"He will make a minimum of two outings in extended spring training, and then we will go from there," Showalter said. "It's very important for him to start at 100 percent and [be] equipped to do what we need him to do this year for us. It's a long season, and a couple of starts here will hopefully get him where he needs to be in trying to be fair to him and the club he's about to join."
Wada made his third spring outing on Tuesday in what Showalter described as a "controlled scrimmage" in an exhibition contest against State College of Florida.
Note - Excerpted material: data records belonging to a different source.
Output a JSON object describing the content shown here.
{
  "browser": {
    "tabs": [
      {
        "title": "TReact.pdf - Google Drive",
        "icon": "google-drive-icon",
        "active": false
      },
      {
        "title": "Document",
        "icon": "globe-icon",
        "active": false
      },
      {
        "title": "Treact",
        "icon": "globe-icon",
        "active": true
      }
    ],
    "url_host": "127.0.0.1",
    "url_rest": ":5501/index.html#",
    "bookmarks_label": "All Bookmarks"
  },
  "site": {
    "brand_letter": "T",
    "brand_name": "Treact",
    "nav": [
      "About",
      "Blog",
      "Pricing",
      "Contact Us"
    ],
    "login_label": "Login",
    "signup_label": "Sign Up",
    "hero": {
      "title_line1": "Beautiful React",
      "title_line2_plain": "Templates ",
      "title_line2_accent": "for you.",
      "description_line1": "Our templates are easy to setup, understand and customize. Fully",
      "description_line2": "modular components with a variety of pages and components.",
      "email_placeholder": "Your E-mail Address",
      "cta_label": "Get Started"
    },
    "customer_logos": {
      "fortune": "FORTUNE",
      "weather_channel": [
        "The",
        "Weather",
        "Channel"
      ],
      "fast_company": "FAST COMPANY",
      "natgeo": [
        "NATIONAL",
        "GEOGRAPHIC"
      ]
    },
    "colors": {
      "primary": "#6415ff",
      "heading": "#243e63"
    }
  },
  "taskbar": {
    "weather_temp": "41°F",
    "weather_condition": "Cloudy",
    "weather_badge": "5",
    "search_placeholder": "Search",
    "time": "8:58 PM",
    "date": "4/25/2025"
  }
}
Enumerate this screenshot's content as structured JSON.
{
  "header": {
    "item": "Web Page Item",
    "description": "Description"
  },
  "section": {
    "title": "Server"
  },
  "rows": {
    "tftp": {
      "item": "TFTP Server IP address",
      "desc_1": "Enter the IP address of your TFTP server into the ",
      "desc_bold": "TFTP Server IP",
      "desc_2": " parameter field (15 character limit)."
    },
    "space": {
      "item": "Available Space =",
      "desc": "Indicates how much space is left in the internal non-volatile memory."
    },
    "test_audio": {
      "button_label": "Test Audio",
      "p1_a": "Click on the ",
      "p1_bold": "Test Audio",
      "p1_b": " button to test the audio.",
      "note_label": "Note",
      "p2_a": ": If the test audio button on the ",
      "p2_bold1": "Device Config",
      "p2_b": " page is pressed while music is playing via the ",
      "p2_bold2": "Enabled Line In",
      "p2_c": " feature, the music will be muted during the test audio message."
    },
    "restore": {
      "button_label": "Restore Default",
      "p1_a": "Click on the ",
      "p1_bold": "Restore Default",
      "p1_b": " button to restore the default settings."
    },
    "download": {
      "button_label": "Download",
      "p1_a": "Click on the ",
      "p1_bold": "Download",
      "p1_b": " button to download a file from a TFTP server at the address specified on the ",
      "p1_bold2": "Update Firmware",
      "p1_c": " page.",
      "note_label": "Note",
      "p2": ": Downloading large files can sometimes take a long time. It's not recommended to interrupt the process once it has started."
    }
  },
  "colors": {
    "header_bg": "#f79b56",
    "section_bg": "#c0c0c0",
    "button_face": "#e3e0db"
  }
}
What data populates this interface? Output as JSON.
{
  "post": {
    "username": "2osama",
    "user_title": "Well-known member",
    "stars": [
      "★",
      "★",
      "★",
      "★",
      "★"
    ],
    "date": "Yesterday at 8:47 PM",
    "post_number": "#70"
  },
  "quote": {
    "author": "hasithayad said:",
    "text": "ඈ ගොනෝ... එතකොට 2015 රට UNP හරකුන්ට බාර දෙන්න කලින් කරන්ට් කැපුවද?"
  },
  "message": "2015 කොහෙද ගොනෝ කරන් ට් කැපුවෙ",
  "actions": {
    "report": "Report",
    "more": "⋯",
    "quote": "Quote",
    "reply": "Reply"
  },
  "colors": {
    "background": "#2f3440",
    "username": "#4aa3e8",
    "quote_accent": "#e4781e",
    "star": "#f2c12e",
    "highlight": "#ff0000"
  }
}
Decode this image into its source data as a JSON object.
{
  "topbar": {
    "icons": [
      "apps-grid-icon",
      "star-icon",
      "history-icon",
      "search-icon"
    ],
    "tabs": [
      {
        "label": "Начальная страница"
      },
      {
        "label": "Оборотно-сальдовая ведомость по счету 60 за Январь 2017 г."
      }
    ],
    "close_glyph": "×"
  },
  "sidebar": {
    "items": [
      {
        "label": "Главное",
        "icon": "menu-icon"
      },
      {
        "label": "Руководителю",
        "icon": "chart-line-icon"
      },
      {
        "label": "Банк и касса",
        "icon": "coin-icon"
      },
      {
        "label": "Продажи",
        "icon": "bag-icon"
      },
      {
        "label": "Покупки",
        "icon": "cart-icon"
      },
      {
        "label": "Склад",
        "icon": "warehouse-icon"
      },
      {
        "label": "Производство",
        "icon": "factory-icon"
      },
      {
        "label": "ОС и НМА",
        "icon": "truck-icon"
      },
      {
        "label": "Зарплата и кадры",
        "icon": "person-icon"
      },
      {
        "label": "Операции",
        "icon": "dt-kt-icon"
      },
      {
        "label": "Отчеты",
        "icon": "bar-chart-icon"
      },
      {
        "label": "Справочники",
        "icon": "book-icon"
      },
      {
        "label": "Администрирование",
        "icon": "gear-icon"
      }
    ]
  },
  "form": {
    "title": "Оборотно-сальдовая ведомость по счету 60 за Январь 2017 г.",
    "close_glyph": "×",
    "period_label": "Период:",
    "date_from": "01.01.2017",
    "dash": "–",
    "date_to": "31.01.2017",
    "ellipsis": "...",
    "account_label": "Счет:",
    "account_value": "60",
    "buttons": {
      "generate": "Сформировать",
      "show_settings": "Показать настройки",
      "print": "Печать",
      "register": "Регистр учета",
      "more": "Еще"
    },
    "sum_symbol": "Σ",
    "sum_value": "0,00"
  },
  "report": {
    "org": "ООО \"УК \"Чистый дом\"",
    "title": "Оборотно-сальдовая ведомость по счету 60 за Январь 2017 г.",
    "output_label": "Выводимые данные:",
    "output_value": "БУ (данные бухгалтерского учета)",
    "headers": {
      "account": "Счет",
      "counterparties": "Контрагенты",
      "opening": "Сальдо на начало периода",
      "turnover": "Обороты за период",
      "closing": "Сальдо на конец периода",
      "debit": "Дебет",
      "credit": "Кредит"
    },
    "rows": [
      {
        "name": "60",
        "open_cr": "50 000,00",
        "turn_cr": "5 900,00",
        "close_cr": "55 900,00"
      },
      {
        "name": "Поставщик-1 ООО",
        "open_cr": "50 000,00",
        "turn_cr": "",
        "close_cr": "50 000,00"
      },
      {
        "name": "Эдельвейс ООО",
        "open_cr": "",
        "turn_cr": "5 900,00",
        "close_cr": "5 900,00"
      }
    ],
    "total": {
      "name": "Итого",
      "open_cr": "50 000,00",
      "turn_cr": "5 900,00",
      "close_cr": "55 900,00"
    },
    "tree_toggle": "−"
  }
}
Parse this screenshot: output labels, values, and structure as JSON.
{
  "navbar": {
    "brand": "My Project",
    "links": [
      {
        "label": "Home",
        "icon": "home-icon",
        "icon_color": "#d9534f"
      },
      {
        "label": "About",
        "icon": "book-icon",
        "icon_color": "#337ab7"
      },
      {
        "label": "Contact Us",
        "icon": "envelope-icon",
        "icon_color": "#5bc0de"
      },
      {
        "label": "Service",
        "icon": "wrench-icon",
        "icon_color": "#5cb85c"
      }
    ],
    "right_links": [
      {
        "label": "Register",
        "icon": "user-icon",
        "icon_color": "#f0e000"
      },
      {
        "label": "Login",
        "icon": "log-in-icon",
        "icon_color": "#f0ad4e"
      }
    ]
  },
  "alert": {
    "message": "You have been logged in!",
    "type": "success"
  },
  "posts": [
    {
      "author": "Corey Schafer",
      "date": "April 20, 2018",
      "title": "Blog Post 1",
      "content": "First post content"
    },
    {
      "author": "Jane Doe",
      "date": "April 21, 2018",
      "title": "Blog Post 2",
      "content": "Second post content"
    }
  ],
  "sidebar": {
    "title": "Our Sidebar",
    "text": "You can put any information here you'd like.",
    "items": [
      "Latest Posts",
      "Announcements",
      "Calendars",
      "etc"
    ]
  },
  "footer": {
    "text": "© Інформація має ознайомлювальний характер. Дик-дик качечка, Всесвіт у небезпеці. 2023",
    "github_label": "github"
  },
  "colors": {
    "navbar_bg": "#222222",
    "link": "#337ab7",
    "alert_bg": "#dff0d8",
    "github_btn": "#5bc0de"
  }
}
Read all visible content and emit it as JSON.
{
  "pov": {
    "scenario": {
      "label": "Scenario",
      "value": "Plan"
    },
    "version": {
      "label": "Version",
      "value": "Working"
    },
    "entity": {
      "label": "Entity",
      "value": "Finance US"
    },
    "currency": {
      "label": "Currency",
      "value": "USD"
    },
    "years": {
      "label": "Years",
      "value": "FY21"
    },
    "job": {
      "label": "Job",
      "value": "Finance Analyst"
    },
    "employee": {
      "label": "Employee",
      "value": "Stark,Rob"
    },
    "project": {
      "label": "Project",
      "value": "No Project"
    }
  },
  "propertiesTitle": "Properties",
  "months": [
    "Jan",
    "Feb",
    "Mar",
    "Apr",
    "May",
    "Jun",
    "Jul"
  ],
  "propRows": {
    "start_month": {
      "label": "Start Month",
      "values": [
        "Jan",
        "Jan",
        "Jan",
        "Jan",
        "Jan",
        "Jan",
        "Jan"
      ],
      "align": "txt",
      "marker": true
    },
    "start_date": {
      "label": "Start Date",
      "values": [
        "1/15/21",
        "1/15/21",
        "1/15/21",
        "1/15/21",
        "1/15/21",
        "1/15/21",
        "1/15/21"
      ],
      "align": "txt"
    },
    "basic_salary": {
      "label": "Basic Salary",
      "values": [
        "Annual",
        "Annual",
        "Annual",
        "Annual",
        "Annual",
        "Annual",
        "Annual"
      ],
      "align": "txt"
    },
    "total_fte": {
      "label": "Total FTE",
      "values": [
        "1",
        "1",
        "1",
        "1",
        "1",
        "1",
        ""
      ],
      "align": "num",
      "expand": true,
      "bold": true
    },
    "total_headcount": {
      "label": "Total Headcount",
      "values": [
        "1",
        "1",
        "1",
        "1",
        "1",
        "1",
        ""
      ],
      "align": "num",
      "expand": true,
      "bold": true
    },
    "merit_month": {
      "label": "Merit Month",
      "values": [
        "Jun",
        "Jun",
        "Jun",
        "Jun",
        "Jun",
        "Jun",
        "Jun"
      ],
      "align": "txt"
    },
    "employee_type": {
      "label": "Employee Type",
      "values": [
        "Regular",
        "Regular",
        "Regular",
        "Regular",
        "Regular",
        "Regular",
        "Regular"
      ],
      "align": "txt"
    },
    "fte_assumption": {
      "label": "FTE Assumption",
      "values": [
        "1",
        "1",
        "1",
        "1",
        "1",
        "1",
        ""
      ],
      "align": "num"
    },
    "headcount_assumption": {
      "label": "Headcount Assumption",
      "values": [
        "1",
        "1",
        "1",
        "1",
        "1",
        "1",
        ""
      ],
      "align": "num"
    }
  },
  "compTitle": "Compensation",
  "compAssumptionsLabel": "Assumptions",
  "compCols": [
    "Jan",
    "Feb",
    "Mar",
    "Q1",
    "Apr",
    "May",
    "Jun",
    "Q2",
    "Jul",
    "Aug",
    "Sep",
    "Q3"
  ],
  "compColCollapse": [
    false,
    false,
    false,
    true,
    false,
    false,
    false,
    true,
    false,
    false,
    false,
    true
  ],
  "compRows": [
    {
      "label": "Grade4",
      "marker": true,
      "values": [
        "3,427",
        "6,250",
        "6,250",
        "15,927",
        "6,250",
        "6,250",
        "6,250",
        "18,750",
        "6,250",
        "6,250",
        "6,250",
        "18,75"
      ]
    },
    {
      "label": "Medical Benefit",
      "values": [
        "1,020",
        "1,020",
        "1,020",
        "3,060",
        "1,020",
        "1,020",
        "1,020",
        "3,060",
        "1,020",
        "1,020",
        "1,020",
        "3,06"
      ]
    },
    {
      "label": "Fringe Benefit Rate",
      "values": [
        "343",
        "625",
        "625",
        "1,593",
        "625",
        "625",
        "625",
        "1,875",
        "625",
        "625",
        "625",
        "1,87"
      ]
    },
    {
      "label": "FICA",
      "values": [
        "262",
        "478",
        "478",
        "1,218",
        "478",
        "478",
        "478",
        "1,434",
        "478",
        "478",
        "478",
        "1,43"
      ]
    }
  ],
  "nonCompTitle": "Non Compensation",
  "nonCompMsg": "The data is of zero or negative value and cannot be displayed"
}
The Japanese lefty started for the college program and pitched against the Orioles lineup, allowing one run on five hits.
Slowed by left elbow discomfort, it took a while for Wada to make his first appearance this spring, when the team moved him along cautiously after he had his elbow drained early in camp.
Showalter wants Wada to "get to 90 pitches" in each outing to essentially prove he has made strides in his arm strength. Wada will make his first extended spring training outing on Monday.
"He's progressing well, and he's close," Showalter said. "I like what I've seen from him. He's moving along real well. I think he's going to help us when he gets to 100 percent."
After surrendering a run and a hit in two innings in a March 18 outing against the Braves, Wada said he wouldn't be ready for the regular season following his March 27 appearance, in which he was charged with four runs on four hits in three innings against the Twins.
But on Tuesday, Wada sounded a bit more confident about his chances. Speaking through interpreter Seob Yoon, Wada said he had "no problem at all" in being physically strong enough to start the regular season with the team.
"I felt a lot better than last time," said Wada, who tossed 75 pitches, 50 strikes on Tuesday. "My fastball is a lot better. There was a little bit of hop on it today. The curveball, all the breaking balls, were a lot better than last time."
Wada did sound a bit tentative, though, when pressed about his readiness, saying "his condition is normal, not really good, not really bad." He added that if he was going to throw next week in the role as the fifth starter, he would have to work on his condition to get ready for the season.
"I wanted to go to Baltimore with the team, so it is a little disappointing, but I think the team gave me another chance to adjust to the schedule," Wada said after finding out about the decision. "I would like to use this opportunity as much as possible.
"Physically, I'm ready right now. I'd like to pitch much better. ... I am motivated to show [Orioles management] I am ready to pitch on the big league level."
Wada, who signed a two-year, $8.14 million deal this winter with the Orioles, posted a 1.51 ERA in 184 2/3 innings for the Fukuoka Softbank Hawks in Japan in 2011.
With four of the team's five rotation spots guaranteed -- with Opening Day starter Jake Arrieta, Jason Hammel, Wei-Yin Chen and Tommy Hunter -- Brian Matusz appears to have locked up the fifth spot, although Showalter would not affirm this information.
With the move, the Orioles now have 26 players in camp. Showalter said the team will make the final cut sometime before the deadline on Wednesday at 5 p.m. ET.
Chris Girandola is a contributor to MLB.com. This story was not subject to the approval of Major League Baseball or its clubs.